- Goal of the exercise -
Search the data for "JSON". Return each matching line.

--*--

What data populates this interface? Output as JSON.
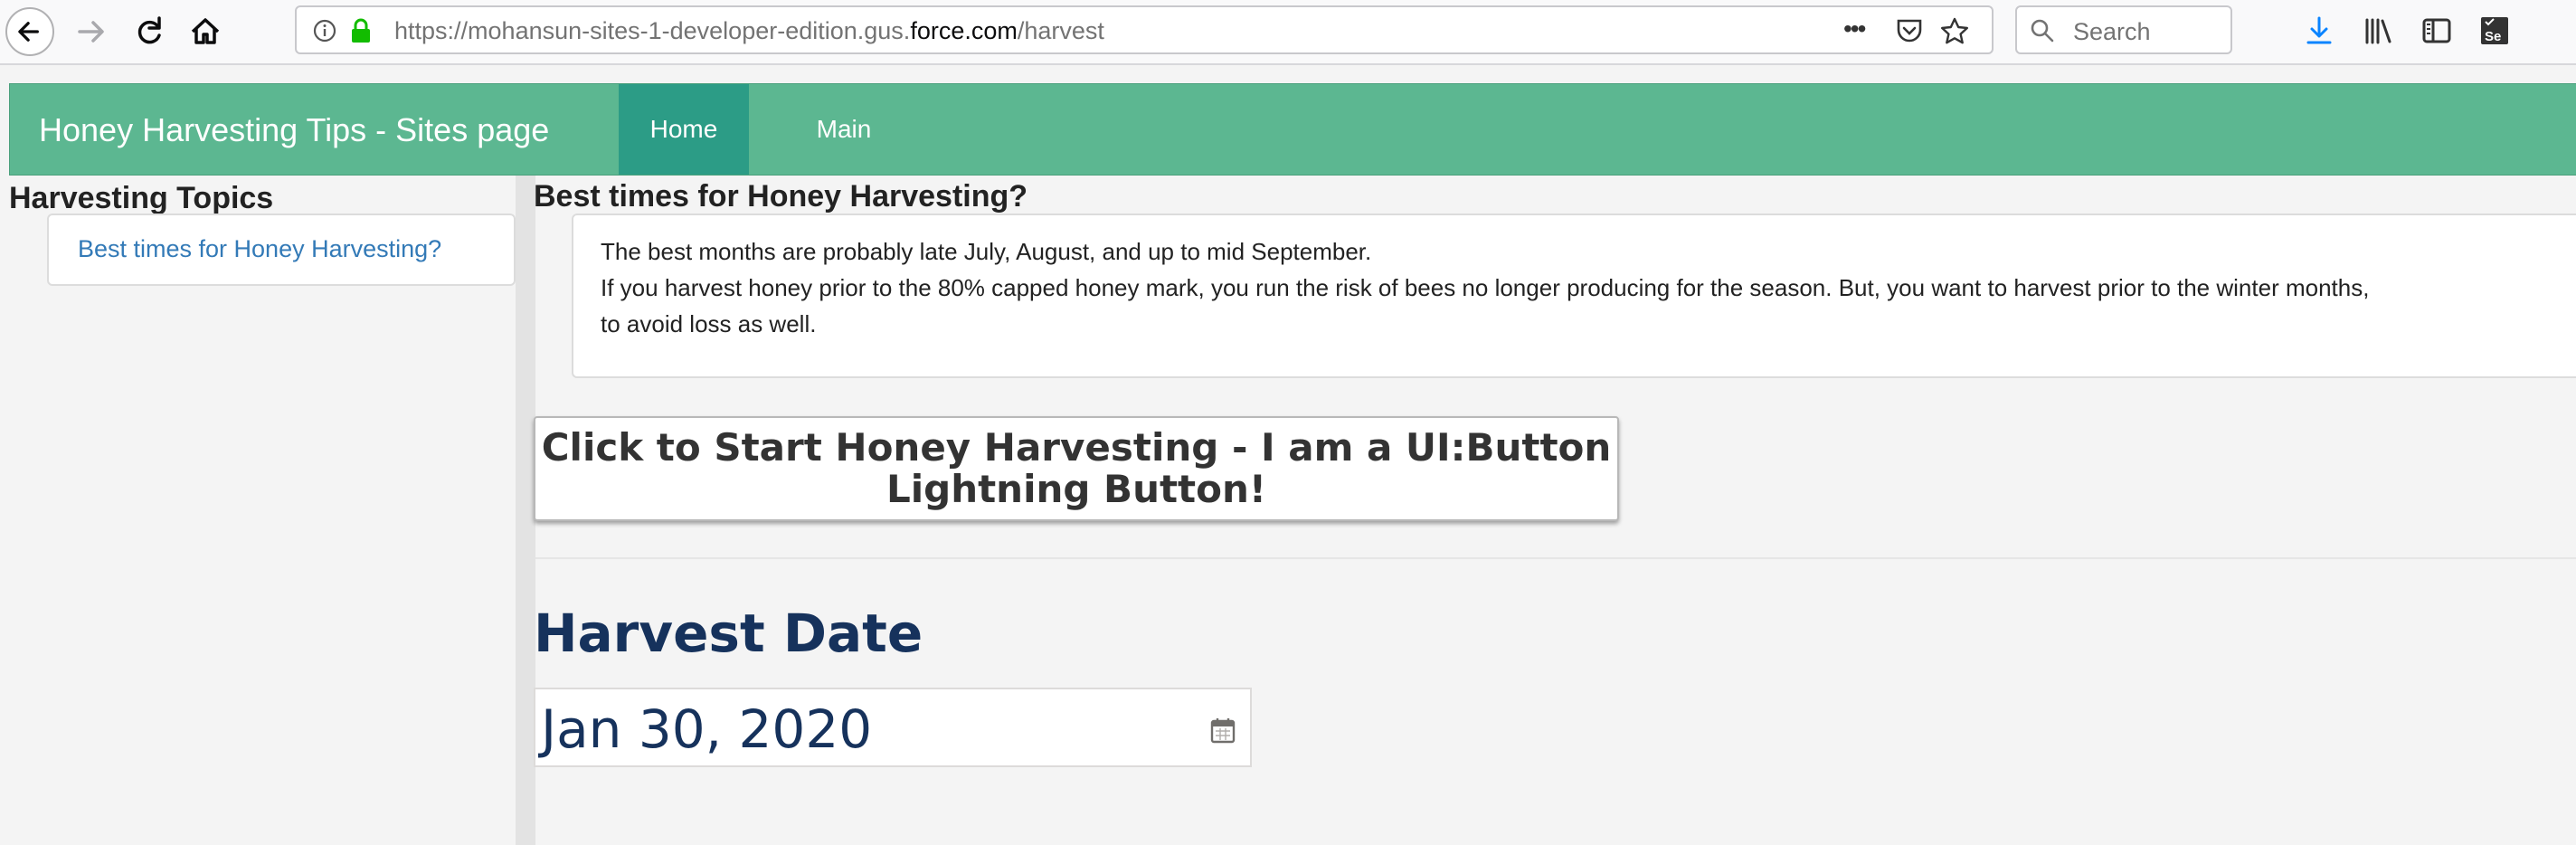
{
  "browser": {
    "url_prefix": "https://mohansun-sites-1-developer-edition.gus.",
    "url_domain": "force.com",
    "url_path": "/harvest",
    "search_placeholder": "Search",
    "actions_icon": "•••"
  },
  "header": {
    "brand": "Honey Harvesting Tips - Sites page",
    "nav": [
      {
        "label": "Home",
        "active": true
      },
      {
        "label": "Main",
        "active": false
      }
    ]
  },
  "sidebar": {
    "title": "Harvesting Topics",
    "topics": [
      "Best times for Honey Harvesting?"
    ]
  },
  "main": {
    "title": "Best times for Honey Harvesting?",
    "paragraphs": [
      "The best months are probably late July, August, and up to mid September.",
      "If you harvest honey prior to the 80% capped honey mark, you run the risk of bees no longer producing for the season. But, you want to harvest prior to the winter months,",
      "to avoid loss as well."
    ],
    "button_line1": "Click to Start Honey Harvesting - I am a UI:Button",
    "button_line2": "Lightning Button!",
    "date_label": "Harvest Date",
    "date_value": "Jan 30, 2020"
  },
  "colors": {
    "header_bg": "#5cb791",
    "nav_active_bg": "#2c9c86",
    "link": "#337ab7",
    "date_text": "#16325c"
  }
}
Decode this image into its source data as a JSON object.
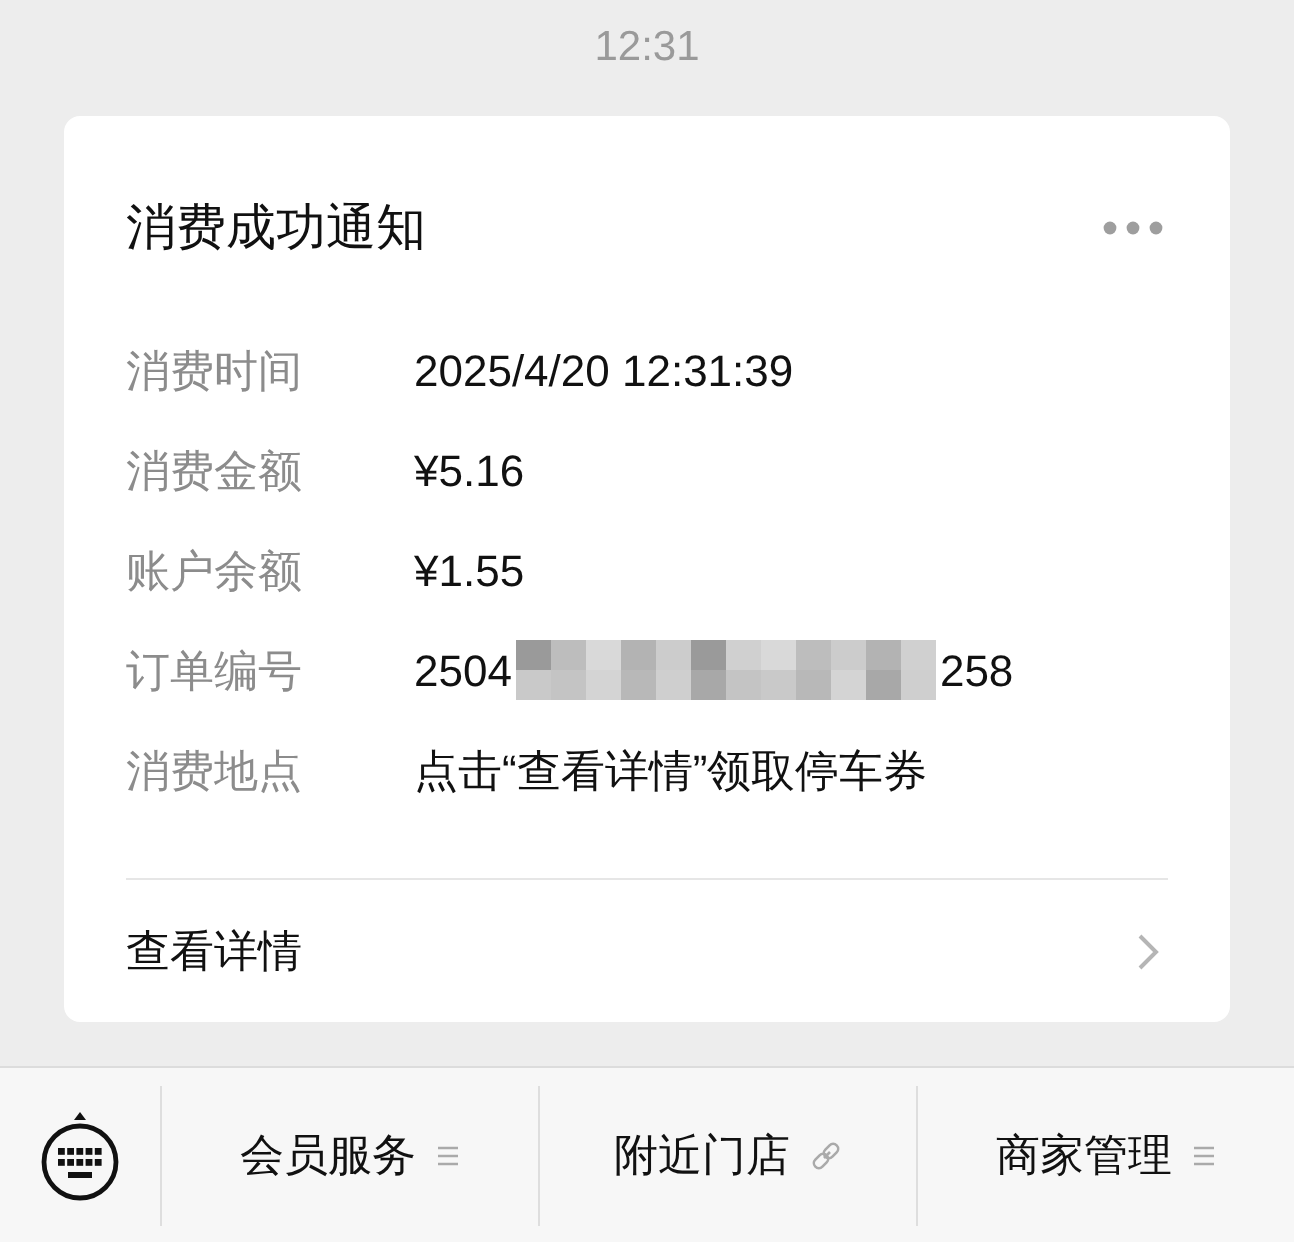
{
  "timestamp": "12:31",
  "card": {
    "title": "消费成功通知",
    "fields": [
      {
        "label": "消费时间",
        "parts": [
          {
            "kind": "text",
            "text": "2025/4/20 12:31:39"
          }
        ]
      },
      {
        "label": "消费金额",
        "parts": [
          {
            "kind": "text",
            "text": "¥5.16"
          }
        ]
      },
      {
        "label": "账户余额",
        "parts": [
          {
            "kind": "text",
            "text": "¥1.55"
          }
        ]
      },
      {
        "label": "订单编号",
        "parts": [
          {
            "kind": "text",
            "text": "2504"
          },
          {
            "kind": "redacted"
          },
          {
            "kind": "text",
            "text": "258"
          }
        ]
      },
      {
        "label": "消费地点",
        "parts": [
          {
            "kind": "text",
            "text": "点击“查看详情”领取停车券"
          }
        ]
      }
    ],
    "link": "查看详情"
  },
  "menu": [
    {
      "label": "会员服务",
      "kind": "list"
    },
    {
      "label": "附近门店",
      "kind": "link"
    },
    {
      "label": "商家管理",
      "kind": "list"
    }
  ]
}
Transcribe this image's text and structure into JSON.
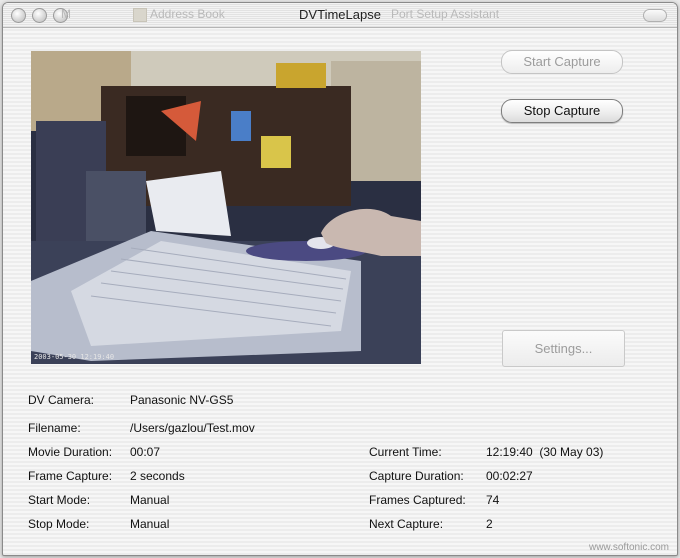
{
  "window": {
    "title": "DVTimeLapse",
    "background_menu_fragments": [
      "M",
      "Address Book",
      "Port Setup Assistant"
    ]
  },
  "preview": {
    "timestamp": "2003-05-30 12:19:40"
  },
  "buttons": {
    "start_capture": "Start Capture",
    "stop_capture": "Stop Capture",
    "settings": "Settings..."
  },
  "info": {
    "dv_camera_label": "DV Camera:",
    "dv_camera_value": "Panasonic NV-GS5",
    "filename_label": "Filename:",
    "filename_value": "/Users/gazlou/Test.mov",
    "movie_duration_label": "Movie Duration:",
    "movie_duration_value": "00:07",
    "frame_capture_label": "Frame Capture:",
    "frame_capture_value": "2 seconds",
    "start_mode_label": "Start Mode:",
    "start_mode_value": "Manual",
    "stop_mode_label": "Stop Mode:",
    "stop_mode_value": "Manual",
    "current_time_label": "Current Time:",
    "current_time_value": "12:19:40  (30 May 03)",
    "capture_duration_label": "Capture Duration:",
    "capture_duration_value": "00:02:27",
    "frames_captured_label": "Frames Captured:",
    "frames_captured_value": "74",
    "next_capture_label": "Next Capture:",
    "next_capture_value": "2"
  },
  "watermark": "www.softonic.com"
}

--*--

- Task result -
What data populates this interface? Output as JSON.
Decode this image into its source data as a JSON object.
Transcribe this image's text and structure into JSON.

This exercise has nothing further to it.